- Impacting Acute Trauma: Does a Brief Preventive Intervention Affect PTSD Outcomes? PIs are Dr. Ben Coopwood, director of surgical critical care at UMC Brackenridge; and Stacey Stevens Manser, associate director of the Texas Institute for Excellence in Mental Health in the UT School of Social Work.
- Manual and Automatic Analysis of Patients’ Values and Preferences Using Seton Hospital Consumer Assessment for Healthcare Providers and Systems (HCAHPS) Surveys. PIs are Drs. Kenneth R. Fleischmann, associate professor with UT’s School of Information; Bo Xie, associate professor with UT’s School of Nursing and School of Information; and Byron C. Wallace, assistant professor with UT’s School of Information and Department of Computer Science.
- Incorporating Resilience-Based Diabetes Self-Management Education into the Group Medical Appointment for Adults with Type 2 Diabetes. The community partner is Dr. Deborah Morris-Harris, CommUnityCare’s chief medical officer. The PI is Professor Mary Steinhardt with Health Behavior & Health Education, Department of Kinesiology & Health Education in UT’s College of Education. Co-PIs are Dr. Susan K. Dubois, medical director with the Family Wellness Center in UT’s School of Nursing; Sharon A. Brown, the Joseph H. Blades Centennial Memorial Professor of Nursing in UT’s School of Nursing; and Hiro Tanaka, exercise physiology professor in the Department of Kinesiology & Health Education in UT’s College of Education.
- Evaluation of Seton Healthcare Family’s “High Alert Program” (HAP Program). PIs are Todd Olmstead, associate professor at the LBJ School of Public Affairs; and Brendan Kline, assistant professor in the UT Department of Economics.
- Transforming Pediatric Healthcare Delivery: Analysis of Texas Medicaid Claims Data to Support an Ongoing Randomized Controlled Trial. PI is Dr. Karen Rascati, Eckerd/Turley Endowed Professor in the College of Pharmacy.
Second Round Awardees (2017):
- Moving the Needle: Toward Value-Based Integrated Mental Health Services for Patients with Chronic Medical Conditions. PI: James Baker, M.D., M.B.A., Associate Chair for Clinical Integration, Psychiatry, Dell Medical School. Study aims to engage the Meadows Mental Health Policy Institute in an independent assessment of Dell Medical School’s adaptation of the collaborative care model for integrated mental health in three complex-care clinics opening in 2017. These specialty IPUs – Complex Gynecology, Muscular-Skeletal Joint Institute, and Complex Primary Care – aim to improve health outcomes for some of the sickest unfunded patients in Travis County while reducing costs to the overall system of care.
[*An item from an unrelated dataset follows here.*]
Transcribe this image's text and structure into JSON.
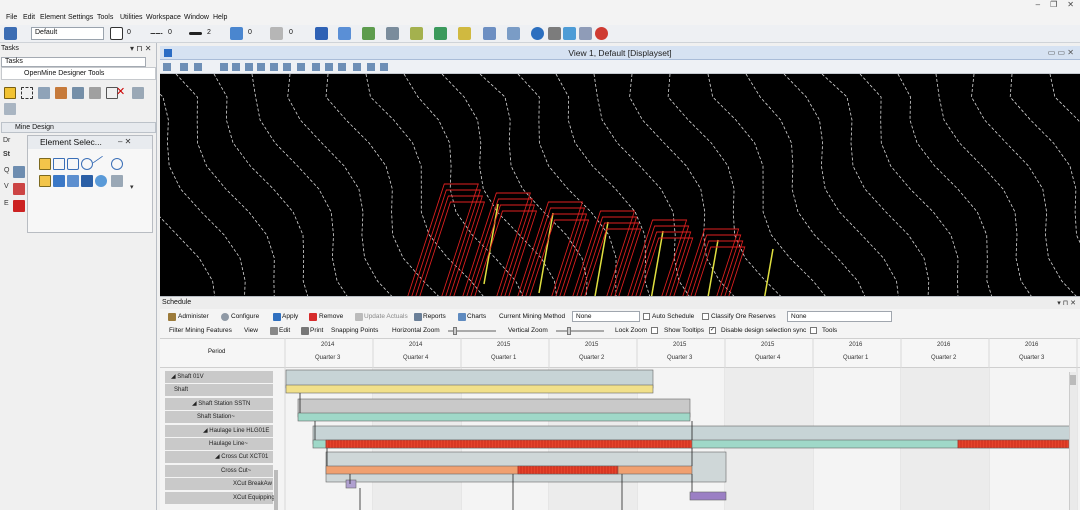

- Promoting Positive Parenting for High-Risk Families in Primary Care Settings. PI: Sarah Kate Bearman, Ph.D., Assistant Professor, College of Education Department of Educational Psychology. Co-PIs: Michael Mackert, Ph.D., Director of the Center for Health Communication, Associate Professor, Moody School of Communication; Abby Bailin, Ph.D., Graduate Student, Doctorate in School Psychology, Department of Educational Psychology. Study aims to develop a brief, e-health intervention to increase positive parenting practices, and assess the feasibility of providing access to this intervention during routine well-child visits for families with children aged four to eight.
- Veteran Patient Care at Seton: How does Military Cultural Competence Impact Patient Perceptions of Care? PIs: Elisa Borah, Ph.D., Associate Professor, School of Social Work; Valerie Rosen, M.D., Assistant Professor, Psychiatry, Dell Medical School. Study aims to assess the impact of two forms of military cultural competence training on veteran patients’ healthcare perceptions to identify efficient and effective provider training that impacts patients’ perception of quality.